    I don’t see any of that happening in Taiwan. Ignoring the law is not punished, so the law is ignored.
    That being said, enforcement of traffic laws would instantly improve life for everyone, with the possible exception of taxi drivers.

  • tbv

    Couldn’t agree more, although I must say that the traffic situation has seen unbelievable improvements since I came here in the late 1980s, for many reasons: people now drive much better than they used to, people are much more law abiding than they used to be, the MRT system now takes some of the traffic load and the many added elevated highways around the city take some of the load. And almost no one uses the horn as a substitute for the brakes anymore.

  • Brad

    Why not just use the grass area in the middle of the lanes which runs along the entire portion of DunHua? There is already a sidewalk there which nobody walks on. It would be perfect, except for maybe the occasional scooter making a short cut. I heard that path was orginally intended for bikes anyhow….

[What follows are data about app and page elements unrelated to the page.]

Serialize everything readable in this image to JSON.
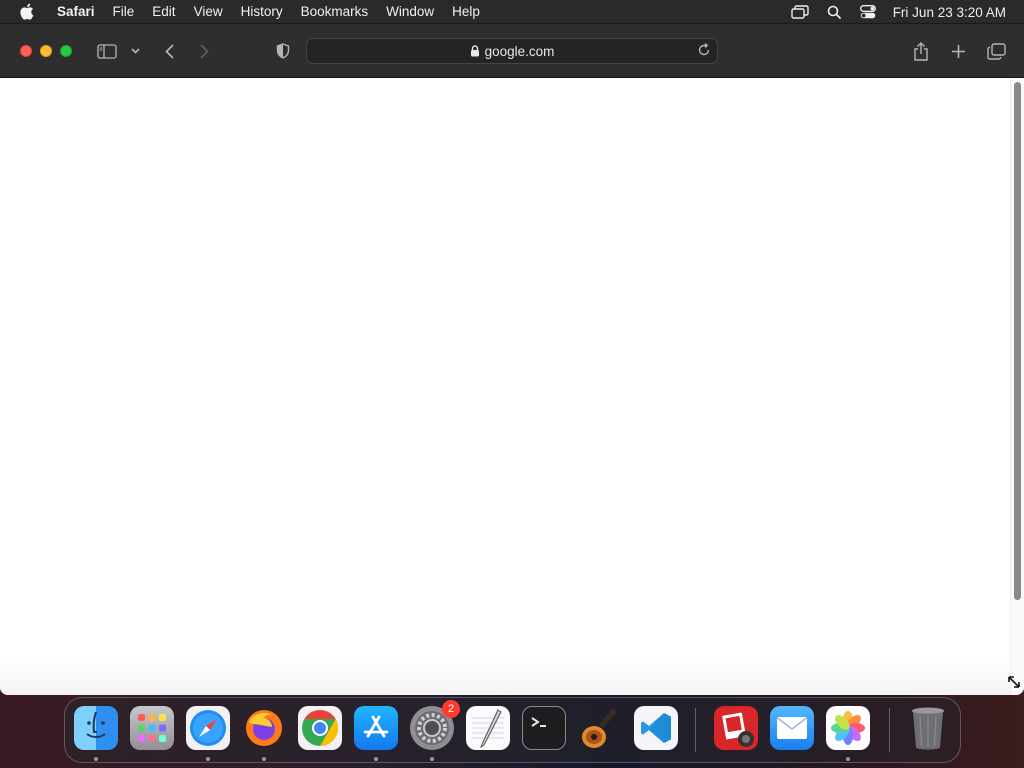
{
  "menubar": {
    "app_name": "Safari",
    "items": [
      "File",
      "Edit",
      "View",
      "History",
      "Bookmarks",
      "Window",
      "Help"
    ],
    "clock": "Fri Jun 23  3:20 AM"
  },
  "browser": {
    "address": "google.com"
  },
  "dock": {
    "apps": [
      {
        "name": "Finder",
        "running": true
      },
      {
        "name": "Launchpad",
        "running": false
      },
      {
        "name": "Safari",
        "running": true
      },
      {
        "name": "Firefox",
        "running": true
      },
      {
        "name": "Chrome",
        "running": false
      },
      {
        "name": "App Store",
        "running": true
      },
      {
        "name": "System Settings",
        "running": true,
        "badge": "2"
      },
      {
        "name": "TextEdit",
        "running": false
      },
      {
        "name": "Terminal",
        "running": false
      },
      {
        "name": "GarageBand",
        "running": false
      },
      {
        "name": "Visual Studio Code",
        "running": false
      },
      {
        "name": "Photo Booth",
        "running": false
      },
      {
        "name": "Mail",
        "running": false
      },
      {
        "name": "Photos",
        "running": true
      },
      {
        "name": "Trash",
        "running": false
      }
    ]
  }
}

  • tbv

    But that creates a problem at every intersection, and the intersections are big along Dunhua. Didn’t know that part was intended for bicycles. It would be nice to bike along under the shade of the trees.

  • Trent

    I would go so far to say that it is not only useless, but outright dangerous. Driving alongside it on my scooter about the time it was just being finished, I decided to count the “danger points” (based on my knowledge of how traffic works in Taipei and the attitudes of various drivers), and got about one every 2-5 seconds, driving along at about 30 km/hr, which is a typical speed for me to along Tunhua on my bike.
    After one ride along this new bicycle path, I now ride in the normal traffic lane, because I simply feel safer there. Riding with normal traffic, at least I know what to expect. Of course, there are now only two traffic lanes instead of three, so traffic is now more congested.
    Even now that the entire lane seems to be open, I still see more people either riding with traffic, or riding on the sidewalk than I do using the bike lane. It seems to get more use as a shortcut for scooters to get around traffic at lights than it does as a bike lane. I am astounded that this thing cost NT$100,000,000.
    And yes, the middle portion was originally supposed to be a bike lane, but at every intersection, you had to wait for three lights to get back on the bike path, so nobody ever used it.

  • […] are a few previos rants about the debacle: Kerb your enthusiasm, Dunhua bicycle lane revisited and Bike paths revisited, again. The biking viking 12:51 | […]